### Supplied material
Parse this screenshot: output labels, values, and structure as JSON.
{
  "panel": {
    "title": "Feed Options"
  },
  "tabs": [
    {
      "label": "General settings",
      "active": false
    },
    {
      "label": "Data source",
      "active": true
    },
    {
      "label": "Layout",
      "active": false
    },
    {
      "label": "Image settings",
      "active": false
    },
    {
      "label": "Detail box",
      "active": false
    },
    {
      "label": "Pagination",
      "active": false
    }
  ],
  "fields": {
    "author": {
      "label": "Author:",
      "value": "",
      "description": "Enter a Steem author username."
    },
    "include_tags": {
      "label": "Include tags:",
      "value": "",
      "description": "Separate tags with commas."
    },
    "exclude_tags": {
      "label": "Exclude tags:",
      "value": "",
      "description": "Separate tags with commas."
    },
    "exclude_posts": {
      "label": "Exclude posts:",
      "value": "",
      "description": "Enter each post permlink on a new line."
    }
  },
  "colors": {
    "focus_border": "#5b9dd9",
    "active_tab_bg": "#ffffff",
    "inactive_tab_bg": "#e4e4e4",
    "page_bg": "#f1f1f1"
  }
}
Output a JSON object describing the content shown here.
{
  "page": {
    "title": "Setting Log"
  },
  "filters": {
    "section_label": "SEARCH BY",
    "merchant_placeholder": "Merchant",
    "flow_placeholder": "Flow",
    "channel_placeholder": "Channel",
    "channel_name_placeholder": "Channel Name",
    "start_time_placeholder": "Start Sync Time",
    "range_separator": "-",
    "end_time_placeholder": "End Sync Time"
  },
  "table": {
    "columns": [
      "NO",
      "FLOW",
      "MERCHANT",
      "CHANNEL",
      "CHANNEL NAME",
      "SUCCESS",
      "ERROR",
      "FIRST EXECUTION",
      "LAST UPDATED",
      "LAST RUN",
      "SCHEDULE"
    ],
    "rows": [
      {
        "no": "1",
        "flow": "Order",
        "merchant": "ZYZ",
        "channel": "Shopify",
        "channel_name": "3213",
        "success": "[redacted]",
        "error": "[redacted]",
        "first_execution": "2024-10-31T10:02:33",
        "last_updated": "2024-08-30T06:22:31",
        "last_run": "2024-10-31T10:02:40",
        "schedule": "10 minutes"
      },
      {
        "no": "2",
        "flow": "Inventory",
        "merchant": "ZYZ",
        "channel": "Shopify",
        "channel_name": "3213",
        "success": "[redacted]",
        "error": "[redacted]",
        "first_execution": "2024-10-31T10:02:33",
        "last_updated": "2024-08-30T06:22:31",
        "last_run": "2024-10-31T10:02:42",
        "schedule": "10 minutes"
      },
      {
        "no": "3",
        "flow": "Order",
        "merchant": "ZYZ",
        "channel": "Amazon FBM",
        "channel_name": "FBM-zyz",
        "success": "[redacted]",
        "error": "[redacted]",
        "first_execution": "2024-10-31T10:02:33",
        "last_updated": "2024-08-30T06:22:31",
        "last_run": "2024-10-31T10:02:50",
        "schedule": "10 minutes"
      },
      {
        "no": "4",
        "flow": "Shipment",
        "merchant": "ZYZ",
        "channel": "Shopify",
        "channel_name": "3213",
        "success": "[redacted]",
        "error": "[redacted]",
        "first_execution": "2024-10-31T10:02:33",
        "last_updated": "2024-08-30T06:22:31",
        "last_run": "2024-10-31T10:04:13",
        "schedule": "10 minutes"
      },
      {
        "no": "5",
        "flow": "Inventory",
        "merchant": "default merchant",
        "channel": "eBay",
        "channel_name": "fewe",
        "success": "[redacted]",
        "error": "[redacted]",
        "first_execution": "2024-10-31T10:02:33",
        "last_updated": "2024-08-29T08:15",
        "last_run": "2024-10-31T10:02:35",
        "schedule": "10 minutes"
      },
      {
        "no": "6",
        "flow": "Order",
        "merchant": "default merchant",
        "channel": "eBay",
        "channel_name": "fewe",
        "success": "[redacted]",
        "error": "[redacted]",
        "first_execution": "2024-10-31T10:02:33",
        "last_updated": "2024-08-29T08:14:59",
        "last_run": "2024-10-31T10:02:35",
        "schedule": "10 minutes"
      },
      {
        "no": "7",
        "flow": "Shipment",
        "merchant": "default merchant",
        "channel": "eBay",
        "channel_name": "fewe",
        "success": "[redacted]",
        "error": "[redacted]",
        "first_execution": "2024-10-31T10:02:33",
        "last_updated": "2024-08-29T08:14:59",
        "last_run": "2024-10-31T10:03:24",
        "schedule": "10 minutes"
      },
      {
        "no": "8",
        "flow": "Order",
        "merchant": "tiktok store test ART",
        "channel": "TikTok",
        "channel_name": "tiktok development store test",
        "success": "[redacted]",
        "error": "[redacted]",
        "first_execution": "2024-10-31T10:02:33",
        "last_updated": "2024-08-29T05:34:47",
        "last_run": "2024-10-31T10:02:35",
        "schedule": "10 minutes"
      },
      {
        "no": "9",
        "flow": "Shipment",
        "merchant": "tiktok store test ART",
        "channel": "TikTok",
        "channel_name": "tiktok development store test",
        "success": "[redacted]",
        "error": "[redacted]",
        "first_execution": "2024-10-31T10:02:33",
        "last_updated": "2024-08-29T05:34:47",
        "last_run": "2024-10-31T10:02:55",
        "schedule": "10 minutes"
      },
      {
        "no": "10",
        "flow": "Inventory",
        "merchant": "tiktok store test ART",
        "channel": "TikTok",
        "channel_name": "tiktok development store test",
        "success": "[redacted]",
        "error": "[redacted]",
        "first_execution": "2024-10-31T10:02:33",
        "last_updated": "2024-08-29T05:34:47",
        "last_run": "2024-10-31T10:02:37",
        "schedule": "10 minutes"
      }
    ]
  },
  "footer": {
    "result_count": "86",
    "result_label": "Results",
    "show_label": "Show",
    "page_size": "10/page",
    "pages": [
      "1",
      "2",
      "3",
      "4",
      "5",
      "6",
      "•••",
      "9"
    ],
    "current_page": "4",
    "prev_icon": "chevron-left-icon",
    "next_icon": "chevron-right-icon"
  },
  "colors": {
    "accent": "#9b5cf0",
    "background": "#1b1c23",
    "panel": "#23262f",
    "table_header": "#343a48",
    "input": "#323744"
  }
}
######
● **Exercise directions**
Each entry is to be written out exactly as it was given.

● **Solution below**
Parse this screenshot: output labels, values, and structure as JSON.
{
  "panel": {
    "title": "Feed Options"
  },
  "tabs": [
    {
      "label": "General settings",
      "active": false
    },
    {
      "label": "Data source",
      "active": true
    },
    {
      "label": "Layout",
      "active": false
    },
    {
      "label": "Image settings",
      "active": false
    },
    {
      "label": "Detail box",
      "active": false
    },
    {
      "label": "Pagination",
      "active": false
    }
  ],
  "fields": {
    "author": {
      "label": "Author:",
      "value": "",
      "description": "Enter a Steem author username."
    },
    "include_tags": {
      "label": "Include tags:",
      "value": "",
      "description": "Separate tags with commas."
    },
    "exclude_tags": {
      "label": "Exclude tags:",
      "value": "",
      "description": "Separate tags with commas."
    },
    "exclude_posts": {
      "label": "Exclude posts:",
      "value": "",
      "description": "Enter each post permlink on a new line."
    }
  },
  "colors": {
    "focus_border": "#5b9dd9",
    "active_tab_bg": "#ffffff",
    "inactive_tab_bg": "#e4e4e4",
    "page_bg": "#f1f1f1"
  }
}
Output a JSON object describing the content shown here.
{
  "page": {
    "title": "Setting Log"
  },
  "filters": {
    "section_label": "SEARCH BY",
    "merchant_placeholder": "Merchant",
    "flow_placeholder": "Flow",
    "channel_placeholder": "Channel",
    "channel_name_placeholder": "Channel Name",
    "start_time_placeholder": "Start Sync Time",
    "range_separator": "-",
    "end_time_placeholder": "End Sync Time"
  },
  "table": {
    "columns": [
      "NO",
      "FLOW",
      "MERCHANT",
      "CHANNEL",
      "CHANNEL NAME",
      "SUCCESS",
      "ERROR",
      "FIRST EXECUTION",
      "LAST UPDATED",
      "LAST RUN",
      "SCHEDULE"
    ],
    "rows": [
      {
        "no": "1",
        "flow": "Order",
        "merchant": "ZYZ",
        "channel": "Shopify",
        "channel_name": "3213",
        "success": "[redacted]",
        "error": "[redacted]",
        "first_execution": "2024-10-31T10:02:33",
        "last_updated": "2024-08-30T06:22:31",
        "last_run": "2024-10-31T10:02:40",
        "schedule": "10 minutes"
      },
      {
        "no": "2",
        "flow": "Inventory",
        "merchant": "ZYZ",
        "channel": "Shopify",
        "channel_name": "3213",
        "success": "[redacted]",
        "error": "[redacted]",
        "first_execution": "2024-10-31T10:02:33",
        "last_updated": "2024-08-30T06:22:31",
        "last_run": "2024-10-31T10:02:42",
        "schedule": "10 minutes"
      },
      {
        "no": "3",
        "flow": "Order",
        "merchant": "ZYZ",
        "channel": "Amazon FBM",
        "channel_name": "FBM-zyz",
        "success": "[redacted]",
        "error": "[redacted]",
        "first_execution": "2024-10-31T10:02:33",
        "last_updated": "2024-08-30T06:22:31",
        "last_run": "2024-10-31T10:02:50",
        "schedule": "10 minutes"
      },
      {
        "no": "4",
        "flow": "Shipment",
        "merchant": "ZYZ",
        "channel": "Shopify",
        "channel_name": "3213",
        "success": "[redacted]",
        "error": "[redacted]",
        "first_execution": "2024-10-31T10:02:33",
        "last_updated": "2024-08-30T06:22:31",
        "last_run": "2024-10-31T10:04:13",
        "schedule": "10 minutes"
      },
      {
        "no": "5",
        "flow": "Inventory",
        "merchant": "default merchant",
        "channel": "eBay",
        "channel_name": "fewe",
        "success": "[redacted]",
        "error": "[redacted]",
        "first_execution": "2024-10-31T10:02:33",
        "last_updated": "2024-08-29T08:15",
        "last_run": "2024-10-31T10:02:35",
        "schedule": "10 minutes"
      },
      {
        "no": "6",
        "flow": "Order",
        "merchant": "default merchant",
        "channel": "eBay",
        "channel_name": "fewe",
        "success": "[redacted]",
        "error": "[redacted]",
        "first_execution": "2024-10-31T10:02:33",
        "last_updated": "2024-08-29T08:14:59",
        "last_run": "2024-10-31T10:02:35",
        "schedule": "10 minutes"
      },
      {
        "no": "7",
        "flow": "Shipment",
        "merchant": "default merchant",
        "channel": "eBay",
        "channel_name": "fewe",
        "success": "[redacted]",
        "error": "[redacted]",
        "first_execution": "2024-10-31T10:02:33",
        "last_updated": "2024-08-29T08:14:59",
        "last_run": "2024-10-31T10:03:24",
        "schedule": "10 minutes"
      },
      {
        "no": "8",
        "flow": "Order",
        "merchant": "tiktok store test ART",
        "channel": "TikTok",
        "channel_name": "tiktok development store test",
        "success": "[redacted]",
        "error": "[redacted]",
        "first_execution": "2024-10-31T10:02:33",
        "last_updated": "2024-08-29T05:34:47",
        "last_run": "2024-10-31T10:02:35",
        "schedule": "10 minutes"
      },
      {
        "no": "9",
        "flow": "Shipment",
        "merchant": "tiktok store test ART",
        "channel": "TikTok",
        "channel_name": "tiktok development store test",
        "success": "[redacted]",
        "error": "[redacted]",
        "first_execution": "2024-10-31T10:02:33",
        "last_updated": "2024-08-29T05:34:47",
        "last_run": "2024-10-31T10:02:55",
        "schedule": "10 minutes"
      },
      {
        "no": "10",
        "flow": "Inventory",
        "merchant": "tiktok store test ART",
        "channel": "TikTok",
        "channel_name": "tiktok development store test",
        "success": "[redacted]",
        "error": "[redacted]",
        "first_execution": "2024-10-31T10:02:33",
        "last_updated": "2024-08-29T05:34:47",
        "last_run": "2024-10-31T10:02:37",
        "schedule": "10 minutes"
      }
    ]
  },
  "footer": {
    "result_count": "86",
    "result_label": "Results",
    "show_label": "Show",
    "page_size": "10/page",
    "pages": [
      "1",
      "2",
      "3",
      "4",
      "5",
      "6",
      "•••",
      "9"
    ],
    "current_page": "4",
    "prev_icon": "chevron-left-icon",
    "next_icon": "chevron-right-icon"
  },
  "colors": {
    "accent": "#9b5cf0",
    "background": "#1b1c23",
    "panel": "#23262f",
    "table_header": "#343a48",
    "input": "#323744"
  }
}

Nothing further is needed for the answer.